Beautifully woven, and very comfortable to wear. There is a slit in the back to insert a filter, which can easily be sourced.
The Story :
Distinguished among Philippines and Asian textiles for its sturdiness in construction, stark simplicity of design, and practicality in function, this woven cloth produced on the Ilocano loom embodies the characteristic attributes of an Ilocano Abel which is made of cotton, well-woven and with straight-neat edges.
Through the eccentricities of the modern times, the archaic INABEL livelihood is in slow decline. This has affected many families. The craft that has been passed down from their forefathers is in danger of extinction. Amidst this current pandemic and economic plunge, these beautiful fabrics have been turned into functional and eco- friendly products such as table runners, pillow cases, placemats, blankets, clothing apparel and especially cloth face masks, which are considered one of the most essential protective means in fighting the Covid- 19 transmission. Supporting the products would lead to uplifting and supporting the Philippines’ Ilocos women Inabel community.
HOW THE INABEL FABRIC IS PRODUCED:
Producing the fabric is an intricate process that starts from turning cotton fiber into spools of beeswax-brushed yarn, which is then woven together on the loom. The unique Inabel handcrafts almost Avant-Garde can really be complicated and tricky in a sense that it requires full focus.

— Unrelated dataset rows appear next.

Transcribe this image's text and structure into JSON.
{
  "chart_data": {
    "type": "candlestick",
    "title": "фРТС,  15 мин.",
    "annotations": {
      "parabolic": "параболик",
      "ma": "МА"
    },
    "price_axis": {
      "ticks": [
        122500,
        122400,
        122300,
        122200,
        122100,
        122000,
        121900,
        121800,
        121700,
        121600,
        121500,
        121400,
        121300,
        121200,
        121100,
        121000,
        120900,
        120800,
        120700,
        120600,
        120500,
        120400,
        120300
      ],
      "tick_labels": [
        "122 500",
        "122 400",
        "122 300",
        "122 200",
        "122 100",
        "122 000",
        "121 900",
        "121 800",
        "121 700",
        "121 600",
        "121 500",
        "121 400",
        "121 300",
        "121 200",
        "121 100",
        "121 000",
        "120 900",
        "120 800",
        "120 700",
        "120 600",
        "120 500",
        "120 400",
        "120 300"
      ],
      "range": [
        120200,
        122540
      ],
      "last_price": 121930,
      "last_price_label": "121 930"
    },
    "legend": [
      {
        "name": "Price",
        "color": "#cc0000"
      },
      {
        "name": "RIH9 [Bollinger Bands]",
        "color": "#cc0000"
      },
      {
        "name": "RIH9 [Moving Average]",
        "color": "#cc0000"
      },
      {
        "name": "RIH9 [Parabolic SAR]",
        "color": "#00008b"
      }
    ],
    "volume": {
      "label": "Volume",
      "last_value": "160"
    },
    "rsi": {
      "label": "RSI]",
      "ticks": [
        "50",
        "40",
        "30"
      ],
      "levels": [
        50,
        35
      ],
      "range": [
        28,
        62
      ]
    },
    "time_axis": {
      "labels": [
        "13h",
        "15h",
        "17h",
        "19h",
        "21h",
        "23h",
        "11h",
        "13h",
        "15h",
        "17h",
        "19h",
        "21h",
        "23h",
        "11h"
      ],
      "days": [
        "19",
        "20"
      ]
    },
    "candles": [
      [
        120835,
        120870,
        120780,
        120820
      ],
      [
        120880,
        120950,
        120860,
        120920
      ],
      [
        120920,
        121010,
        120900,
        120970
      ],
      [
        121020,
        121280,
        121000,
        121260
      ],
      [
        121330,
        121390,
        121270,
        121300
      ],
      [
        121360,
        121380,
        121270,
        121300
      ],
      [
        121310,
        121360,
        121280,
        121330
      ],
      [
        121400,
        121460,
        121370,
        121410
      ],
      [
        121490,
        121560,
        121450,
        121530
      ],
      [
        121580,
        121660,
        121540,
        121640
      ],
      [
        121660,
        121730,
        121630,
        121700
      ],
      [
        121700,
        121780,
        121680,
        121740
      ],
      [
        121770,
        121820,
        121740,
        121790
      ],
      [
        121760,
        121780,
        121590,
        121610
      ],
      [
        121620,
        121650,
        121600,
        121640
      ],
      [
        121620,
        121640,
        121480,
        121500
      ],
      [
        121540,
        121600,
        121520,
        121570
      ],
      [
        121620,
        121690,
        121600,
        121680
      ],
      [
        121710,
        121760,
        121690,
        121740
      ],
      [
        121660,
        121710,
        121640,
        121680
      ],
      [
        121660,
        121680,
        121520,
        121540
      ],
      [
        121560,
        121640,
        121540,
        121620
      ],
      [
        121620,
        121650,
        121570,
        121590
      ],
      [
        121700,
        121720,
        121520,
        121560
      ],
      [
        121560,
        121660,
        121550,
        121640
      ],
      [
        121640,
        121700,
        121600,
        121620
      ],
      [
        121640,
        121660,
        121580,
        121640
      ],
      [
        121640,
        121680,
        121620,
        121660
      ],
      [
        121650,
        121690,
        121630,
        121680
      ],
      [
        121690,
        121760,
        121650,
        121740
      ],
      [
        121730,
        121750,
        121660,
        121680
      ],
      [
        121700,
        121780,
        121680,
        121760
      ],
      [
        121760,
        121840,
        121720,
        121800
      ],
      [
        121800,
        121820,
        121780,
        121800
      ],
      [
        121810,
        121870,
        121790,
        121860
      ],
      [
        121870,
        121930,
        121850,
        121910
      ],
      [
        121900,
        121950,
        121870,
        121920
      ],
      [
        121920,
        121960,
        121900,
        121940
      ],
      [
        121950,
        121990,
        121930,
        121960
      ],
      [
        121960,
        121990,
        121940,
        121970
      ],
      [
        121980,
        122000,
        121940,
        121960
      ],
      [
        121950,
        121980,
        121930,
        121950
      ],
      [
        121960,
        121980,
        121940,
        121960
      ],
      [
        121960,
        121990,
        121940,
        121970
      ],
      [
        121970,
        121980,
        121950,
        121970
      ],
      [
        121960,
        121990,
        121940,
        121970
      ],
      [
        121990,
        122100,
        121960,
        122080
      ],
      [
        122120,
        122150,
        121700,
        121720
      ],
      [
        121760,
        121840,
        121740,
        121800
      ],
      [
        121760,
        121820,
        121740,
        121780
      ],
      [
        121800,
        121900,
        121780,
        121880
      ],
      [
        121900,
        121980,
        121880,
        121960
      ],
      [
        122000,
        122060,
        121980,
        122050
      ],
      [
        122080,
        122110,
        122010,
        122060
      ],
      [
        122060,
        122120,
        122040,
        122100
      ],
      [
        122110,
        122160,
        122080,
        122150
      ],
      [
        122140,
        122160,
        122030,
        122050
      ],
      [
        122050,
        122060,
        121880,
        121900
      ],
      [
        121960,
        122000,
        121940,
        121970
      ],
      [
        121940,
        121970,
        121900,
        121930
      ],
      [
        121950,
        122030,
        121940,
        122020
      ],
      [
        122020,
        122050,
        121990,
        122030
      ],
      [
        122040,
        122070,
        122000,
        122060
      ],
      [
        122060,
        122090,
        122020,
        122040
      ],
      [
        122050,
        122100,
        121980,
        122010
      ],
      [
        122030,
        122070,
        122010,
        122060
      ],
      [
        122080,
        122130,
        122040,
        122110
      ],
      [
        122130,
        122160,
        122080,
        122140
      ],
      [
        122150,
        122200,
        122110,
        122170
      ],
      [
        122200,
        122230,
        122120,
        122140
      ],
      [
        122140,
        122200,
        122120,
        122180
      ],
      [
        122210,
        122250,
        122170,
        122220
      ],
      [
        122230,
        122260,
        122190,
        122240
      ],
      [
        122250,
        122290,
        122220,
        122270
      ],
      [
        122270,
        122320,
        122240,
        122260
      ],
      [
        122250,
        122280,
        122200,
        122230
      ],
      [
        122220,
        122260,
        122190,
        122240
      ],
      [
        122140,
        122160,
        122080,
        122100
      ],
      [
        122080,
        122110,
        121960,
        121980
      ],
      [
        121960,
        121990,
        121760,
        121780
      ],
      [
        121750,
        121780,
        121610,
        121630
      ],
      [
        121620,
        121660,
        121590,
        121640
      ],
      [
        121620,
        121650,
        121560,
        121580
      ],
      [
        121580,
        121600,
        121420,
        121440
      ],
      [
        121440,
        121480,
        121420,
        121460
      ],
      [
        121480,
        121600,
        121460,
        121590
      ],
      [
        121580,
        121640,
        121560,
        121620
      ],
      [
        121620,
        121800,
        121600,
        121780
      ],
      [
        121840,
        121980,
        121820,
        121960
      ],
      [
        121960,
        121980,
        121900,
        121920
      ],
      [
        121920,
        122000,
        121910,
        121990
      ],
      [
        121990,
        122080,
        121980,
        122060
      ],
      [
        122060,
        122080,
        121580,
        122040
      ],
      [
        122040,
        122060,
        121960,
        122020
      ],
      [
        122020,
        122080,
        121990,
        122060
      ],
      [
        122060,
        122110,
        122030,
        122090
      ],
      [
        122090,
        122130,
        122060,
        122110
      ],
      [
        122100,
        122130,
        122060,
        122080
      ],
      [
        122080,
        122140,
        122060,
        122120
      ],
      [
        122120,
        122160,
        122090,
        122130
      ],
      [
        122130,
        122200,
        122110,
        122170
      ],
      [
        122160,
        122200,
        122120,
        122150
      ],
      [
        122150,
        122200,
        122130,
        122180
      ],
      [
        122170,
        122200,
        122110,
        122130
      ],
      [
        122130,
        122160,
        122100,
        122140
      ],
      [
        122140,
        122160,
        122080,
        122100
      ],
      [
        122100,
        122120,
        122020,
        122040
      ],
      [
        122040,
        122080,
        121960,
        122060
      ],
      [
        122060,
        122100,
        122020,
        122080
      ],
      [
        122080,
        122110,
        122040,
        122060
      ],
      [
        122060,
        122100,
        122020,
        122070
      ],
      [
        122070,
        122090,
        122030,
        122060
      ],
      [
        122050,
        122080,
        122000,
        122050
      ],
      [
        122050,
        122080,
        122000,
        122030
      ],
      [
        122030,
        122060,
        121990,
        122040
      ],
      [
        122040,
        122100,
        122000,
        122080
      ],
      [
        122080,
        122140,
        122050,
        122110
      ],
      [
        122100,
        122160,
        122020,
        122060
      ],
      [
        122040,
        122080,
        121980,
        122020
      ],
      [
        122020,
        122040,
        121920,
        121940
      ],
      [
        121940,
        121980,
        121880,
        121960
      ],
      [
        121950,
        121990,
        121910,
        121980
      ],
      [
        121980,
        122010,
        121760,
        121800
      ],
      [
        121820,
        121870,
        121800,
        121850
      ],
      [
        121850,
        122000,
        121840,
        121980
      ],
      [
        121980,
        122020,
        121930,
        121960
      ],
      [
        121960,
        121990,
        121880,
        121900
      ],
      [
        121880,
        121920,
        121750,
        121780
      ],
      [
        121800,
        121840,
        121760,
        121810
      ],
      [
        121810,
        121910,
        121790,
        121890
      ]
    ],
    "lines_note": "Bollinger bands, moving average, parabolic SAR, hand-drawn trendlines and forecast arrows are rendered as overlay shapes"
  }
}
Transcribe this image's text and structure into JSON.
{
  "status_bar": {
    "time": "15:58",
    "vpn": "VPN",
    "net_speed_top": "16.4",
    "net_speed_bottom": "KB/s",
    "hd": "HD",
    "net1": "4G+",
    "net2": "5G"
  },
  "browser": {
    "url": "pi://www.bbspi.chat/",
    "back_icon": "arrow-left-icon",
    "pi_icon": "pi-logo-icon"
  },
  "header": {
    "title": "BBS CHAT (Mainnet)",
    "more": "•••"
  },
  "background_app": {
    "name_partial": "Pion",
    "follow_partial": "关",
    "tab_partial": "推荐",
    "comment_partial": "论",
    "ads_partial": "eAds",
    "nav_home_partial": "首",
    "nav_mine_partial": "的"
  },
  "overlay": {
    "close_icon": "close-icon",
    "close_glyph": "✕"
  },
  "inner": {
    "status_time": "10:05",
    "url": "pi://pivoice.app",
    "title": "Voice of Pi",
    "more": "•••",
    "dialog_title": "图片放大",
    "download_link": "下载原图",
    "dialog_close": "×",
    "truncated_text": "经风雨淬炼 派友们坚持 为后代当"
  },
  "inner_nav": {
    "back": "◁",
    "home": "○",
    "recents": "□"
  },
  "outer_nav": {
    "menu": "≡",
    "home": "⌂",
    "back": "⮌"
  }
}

It takes two weeks just to set up these meticulous patterns on a loom. Women are chosen to do loom weaving in the olden days because this requires small, dainty hands to easily slip through the threads. The average loom weaver produces only about two meters of fabric a day. Each thin cotton thread must be counted and arranged according to colour before it is wrapped into the loom. In a rhythmic manner, the steps of the wooden pedals and the knots of each crisscrossing must move seamlessly to avoid a messy tangle.
While the process requires much time, the result is breathtakingly beautiful. As they say, you can't rush art.